Species that were uniquely adapted to the prairies were able to survive and pass their genetic code to a new generation. In our recent past, human use and development of the prairie has resulted in the decline or demise of several plant and animal species. As a result, many people are concerned about human activities that lead to the extinction of prairie species.

Native prairie provides a tangible benchmark against which we can compare change in disturbed areas. Native prairie areas are vitally important to complete basic scientific and ecological research, and to further our knowledge on how to appropriately manage natural systems.
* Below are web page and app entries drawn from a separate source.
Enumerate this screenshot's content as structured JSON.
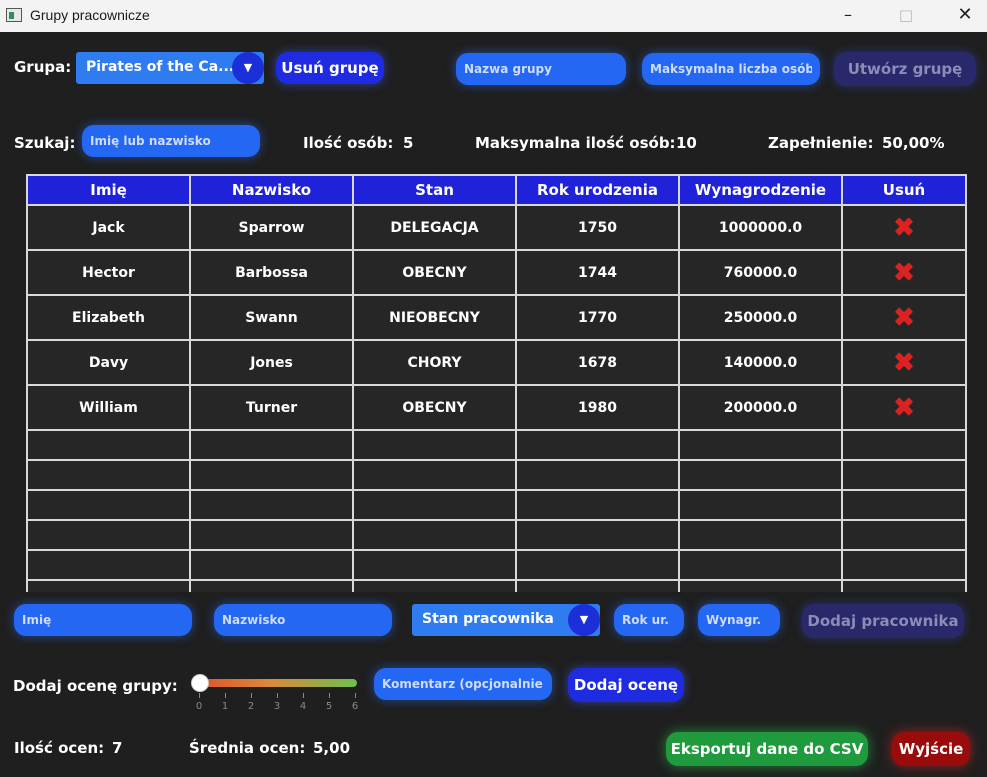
{
  "window": {
    "title": "Grupy pracownicze",
    "minimize_icon": "minimize-icon",
    "maximize_icon": "maximize-icon",
    "close_icon": "close-icon"
  },
  "group_bar": {
    "group_label": "Grupa:",
    "group_selected": "Pirates of the Ca...",
    "delete_group_button": "Usuń grupę",
    "group_name_placeholder": "Nazwa grupy",
    "max_people_placeholder": "Maksymalna liczba osób",
    "create_group_button": "Utwórz grupę"
  },
  "stats_bar": {
    "search_label": "Szukaj:",
    "search_placeholder": "Imię lub nazwisko",
    "count_label": "Ilość osób:",
    "count_value": "5",
    "max_label": "Maksymalna ilość osób:",
    "max_value": "10",
    "fill_label": "Zapełnienie:",
    "fill_value": "50,00%"
  },
  "table": {
    "columns": [
      "Imię",
      "Nazwisko",
      "Stan",
      "Rok urodzenia",
      "Wynagrodzenie",
      "Usuń"
    ],
    "rows": [
      {
        "first": "Jack",
        "last": "Sparrow",
        "state": "DELEGACJA",
        "year": "1750",
        "salary": "1000000.0"
      },
      {
        "first": "Hector",
        "last": "Barbossa",
        "state": "OBECNY",
        "year": "1744",
        "salary": "760000.0"
      },
      {
        "first": "Elizabeth",
        "last": "Swann",
        "state": "NIEOBECNY",
        "year": "1770",
        "salary": "250000.0"
      },
      {
        "first": "Davy",
        "last": "Jones",
        "state": "CHORY",
        "year": "1678",
        "salary": "140000.0"
      },
      {
        "first": "William",
        "last": "Turner",
        "state": "OBECNY",
        "year": "1980",
        "salary": "200000.0"
      }
    ],
    "delete_icon": "delete-x-icon"
  },
  "add_employee": {
    "first_placeholder": "Imię",
    "last_placeholder": "Nazwisko",
    "state_selected": "Stan pracownika",
    "year_placeholder": "Rok ur.",
    "salary_placeholder": "Wynagr.",
    "add_button": "Dodaj pracownika"
  },
  "rating": {
    "label": "Dodaj ocenę grupy:",
    "slider_value": 0,
    "slider_ticks": [
      "0",
      "1",
      "2",
      "3",
      "4",
      "5",
      "6"
    ],
    "comment_placeholder": "Komentarz (opcjonalnie)",
    "add_button": "Dodaj ocenę"
  },
  "footer": {
    "count_label": "Ilość ocen:",
    "count_value": "7",
    "avg_label": "Średnia ocen:",
    "avg_value": "5,00",
    "export_button": "Eksportuj dane do CSV",
    "exit_button": "Wyjście"
  },
  "colors": {
    "background": "#1f1f1f",
    "accent_blue": "#1f2be0",
    "field_blue": "#2367f2",
    "header_blue": "#1f22d8",
    "delete_red": "#e02020",
    "export_green": "#1f9a3c",
    "exit_red": "#9a0b0b"
  }
}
Economic and Social Value

The prairie landscape, and the many natural resources associated with it, are significant assets that are an important part of Alberta's economy.

Beginning in the 1870s, ranchers moved large herds of cattle into Alberta to take advantage of the ample forage which provided year round grazing. By the mid-1880s, European immigrants arrived and began establishing rural communities, which supported homesteading in both the prairie and parkland regions.

Prairie soils provide a rich growth medium for a range of agricultural crops. In turn, crop production supports agricultural industries such as sugar beet and potato processing, breweries, seed cleaning plants, storage facilities and similar activities.

In 2008, 146,500 Albertans were employed in the agri-food industry, with 61,000 Albertans employed in primary agricultural production (which is about 10% of the workforce within the goods producing sector), and 85,500 employed in the agri-food industry (2008, Labour Force Survey, Statistics Branch, Alberta Finance and Enterprise).  Gross farm receipts in Alberta for 2006 was $9.9 billion for Alberta, and about $200,000 per ‘Census Farm’ (2006 Census of Agriculture, Statistics Canada).

In 2006, the total pasture area in Alberta was 22.2 million acres (8.9 million hectares).  26.4 million acres (10.6 million hectares) was cropland (including 6.0 million acres (2.4 million ha) of forage, mainly hay), 6.1 million acres (2.4 million hectares) was tame pasture, and 16.1 million acres (6.5 million hectares) was native pasture (this includes areas outside the Grassland Natural Region of Alberta) (2006 Census of Agriculture, Statistics Canada).

Native prairie, when used as rangeland for cattle, adds millions of dollars each year to the provincial economy. Beef production provides valuable protein for human consumption, and keeps native grasslands open for other uses. In 2006, Alberta's farmers and ranchers raised about 6.4 million head of cattle and calves (including dairy) with the total number of beef cows around 2.0 million head (note: in 2009, the beef herd declined to about 1.8 million), 222,000 head of sheep and lambs, and 310,000 head of other grazing livestock (such as horses, bison, elk, llama), mostly on prairie lands or using feed grown on prairie lands (2006 Census of Agriculture, Statistics Canada).

Alberta's petroleum industry depends heavily on the oil and gas pools that underlie prairie landscapes, and on ready access to prairie lands needed for exploration and development.

As the urban population continues to increase, the appeal of farm and ranch vacations, and other forms of rural and prairie tourism is flourishing. This brings revenue to rural residents and small prairie communities.

The prairies offer many recreational opportunities for hunters, boaters, fishing enthusiasts and other outdoor adventurers. Bird-watching and other wildlife viewing is gaining popularity. Prairie lakes and reservoirs are particularly well used, for both summer and winter recreational pursuits.

top photo by Carla Koenig | RSS